● Activity
Count the lines below that contain "obecný". Give only the number.

(Beginning of Records supplied)

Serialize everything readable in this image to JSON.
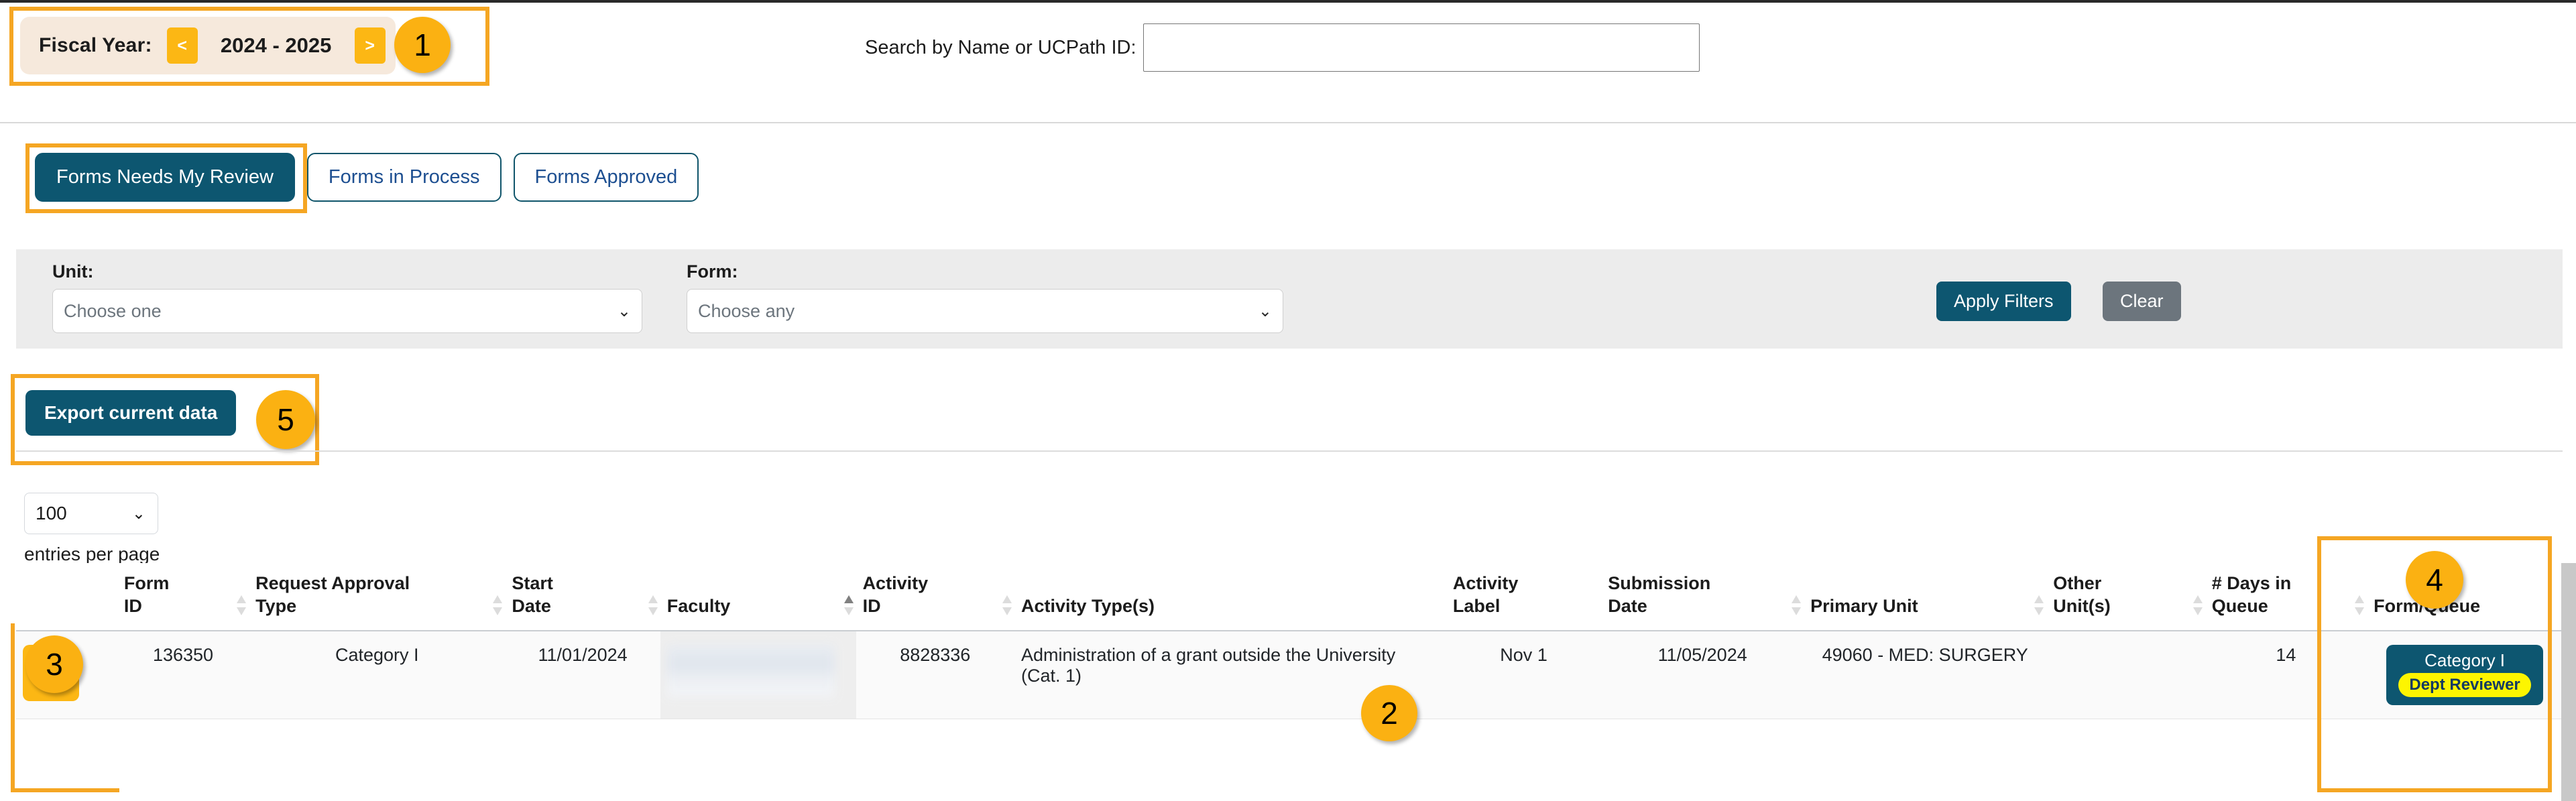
{
  "header": {
    "fiscal_year_label": "Fiscal Year:",
    "fiscal_year_prev": "<",
    "fiscal_year_value": "2024 - 2025",
    "fiscal_year_next": ">",
    "search_label": "Search by Name or UCPath ID:",
    "search_value": "",
    "search_placeholder": ""
  },
  "tabs": [
    {
      "label": "Forms Needs My Review",
      "active": true
    },
    {
      "label": "Forms in Process",
      "active": false
    },
    {
      "label": "Forms Approved",
      "active": false
    }
  ],
  "filters": {
    "unit_label": "Unit:",
    "unit_value": "Choose one",
    "form_label": "Form:",
    "form_value": "Choose any",
    "apply_label": "Apply Filters",
    "clear_label": "Clear"
  },
  "toolbar": {
    "export_label": "Export current data"
  },
  "pagination": {
    "entries_value": "100",
    "entries_text": "entries per page"
  },
  "table": {
    "columns": [
      {
        "label": "",
        "sortable": false
      },
      {
        "label": "Form ID",
        "line1": "Form",
        "line2": "ID",
        "sortable": true,
        "sorted": "none"
      },
      {
        "label": "Request Approval Type",
        "line1": "Request Approval",
        "line2": "Type",
        "sortable": true,
        "sorted": "none"
      },
      {
        "label": "Start Date",
        "line1": "Start",
        "line2": "Date",
        "sortable": true,
        "sorted": "none"
      },
      {
        "label": "Faculty",
        "line1": "",
        "line2": "Faculty",
        "sortable": true,
        "sorted": "asc"
      },
      {
        "label": "Activity ID",
        "line1": "Activity",
        "line2": "ID",
        "sortable": true,
        "sorted": "none"
      },
      {
        "label": "Activity Type(s)",
        "line1": "",
        "line2": "Activity Type(s)",
        "sortable": false,
        "sorted": "none"
      },
      {
        "label": "Activity Label",
        "line1": "Activity",
        "line2": "Label",
        "sortable": false,
        "sorted": "none"
      },
      {
        "label": "Submission Date",
        "line1": "Submission",
        "line2": "Date",
        "sortable": true,
        "sorted": "none"
      },
      {
        "label": "Primary Unit",
        "line1": "",
        "line2": "Primary Unit",
        "sortable": true,
        "sorted": "none"
      },
      {
        "label": "Other Unit(s)",
        "line1": "Other",
        "line2": "Unit(s)",
        "sortable": true,
        "sorted": "none"
      },
      {
        "label": "# Days in Queue",
        "line1": "# Days in",
        "line2": "Queue",
        "sortable": true,
        "sorted": "none"
      },
      {
        "label": "Form/Queue",
        "line1": "",
        "line2": "Form/Queue",
        "sortable": false,
        "sorted": "none"
      }
    ],
    "rows": [
      {
        "tag_count": "2",
        "form_id": "136350",
        "request_approval_type": "Category I",
        "start_date": "11/01/2024",
        "faculty": "",
        "faculty_redacted": true,
        "activity_id": "8828336",
        "activity_types": "Administration of a grant outside the University (Cat. 1)",
        "activity_label": "Nov 1",
        "submission_date": "11/05/2024",
        "primary_unit": "49060 - MED: SURGERY",
        "other_units": "",
        "days_in_queue": "14",
        "queue_form": "Category I",
        "queue_role": "Dept Reviewer"
      }
    ]
  },
  "callouts": [
    {
      "number": "1"
    },
    {
      "number": "2"
    },
    {
      "number": "3"
    },
    {
      "number": "4"
    },
    {
      "number": "5"
    }
  ],
  "colors": {
    "accent_teal": "#0d5670",
    "highlight_orange": "#f5a623",
    "badge_yellow": "#fcb714",
    "role_yellow": "#fdf500",
    "link_blue": "#1d4f91"
  }
}
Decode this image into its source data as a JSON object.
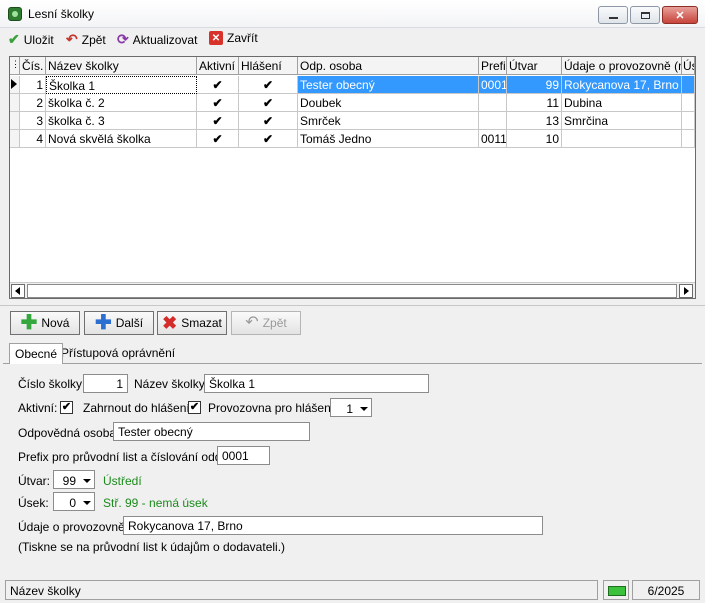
{
  "window": {
    "title": "Lesní školky"
  },
  "toolbar": {
    "save": "Uložit",
    "back": "Zpět",
    "refresh": "Aktualizovat",
    "close": "Zavřít"
  },
  "grid": {
    "columns": [
      "Čís.",
      "Název školky",
      "Aktivní",
      "Hlášení",
      "Odp. osoba",
      "Prefi",
      "Útvar",
      "Údaje o provozovně (na",
      "Ús"
    ],
    "rows": [
      {
        "cis": "1",
        "nazev": "Školka 1",
        "aktivni": "✔",
        "hlaseni": "✔",
        "osoba": "Tester obecný",
        "prefix": "0001",
        "utvar": "99",
        "udaje": "Rokycanova 17, Brno"
      },
      {
        "cis": "2",
        "nazev": "školka č. 2",
        "aktivni": "✔",
        "hlaseni": "✔",
        "osoba": "Doubek",
        "prefix": "",
        "utvar": "11",
        "udaje": "Dubina"
      },
      {
        "cis": "3",
        "nazev": "školka č. 3",
        "aktivni": "✔",
        "hlaseni": "✔",
        "osoba": "Smrček",
        "prefix": "",
        "utvar": "13",
        "udaje": "Smrčina"
      },
      {
        "cis": "4",
        "nazev": "Nová skvělá školka",
        "aktivni": "✔",
        "hlaseni": "✔",
        "osoba": "Tomáš Jedno",
        "prefix": "0011",
        "utvar": "10",
        "udaje": ""
      }
    ]
  },
  "actions": {
    "new": "Nová",
    "next": "Další",
    "delete": "Smazat",
    "undo": "Zpět"
  },
  "tabs": [
    "Obecné",
    "Přístupová oprávnění"
  ],
  "form": {
    "cislo_label": "Číslo školky:",
    "cislo_value": "1",
    "nazev_label": "Název školky:",
    "nazev_value": "Školka 1",
    "aktivni_label": "Aktivní:",
    "aktivni_check": "✔",
    "hlaseni_label": "Zahrnout do hlášení:",
    "hlaseni_check": "✔",
    "provozovna_label": "Provozovna pro hlášení:",
    "provozovna_value": "1",
    "osoba_label": "Odpovědná osoba:",
    "osoba_value": "Tester obecný",
    "prefix_label": "Prefix pro průvodní list a číslování oddílů:",
    "prefix_value": "0001",
    "utvar_label": "Útvar:",
    "utvar_value": "99",
    "utvar_desc": "Ústředí",
    "usek_label": "Úsek:",
    "usek_value": "0",
    "usek_desc": "Stř. 99 - nemá úsek",
    "udaje_label": "Údaje o provozovně:",
    "udaje_value": "Rokycanova 17, Brno",
    "note": "(Tiskne se na průvodní list k údajům o dodavateli.)"
  },
  "status": {
    "field": "Název školky",
    "page": "6/2025"
  },
  "colors": {
    "selection": "#3399ff",
    "green_text": "#1b8a1b"
  }
}
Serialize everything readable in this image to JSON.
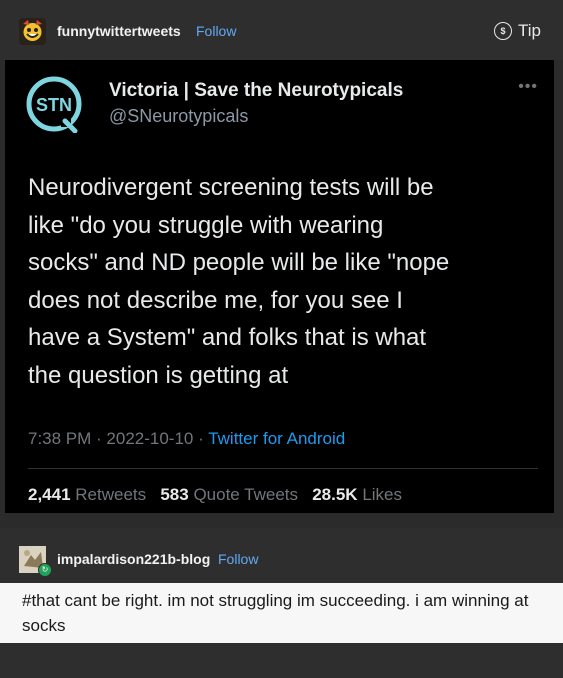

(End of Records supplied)

● Task solution
2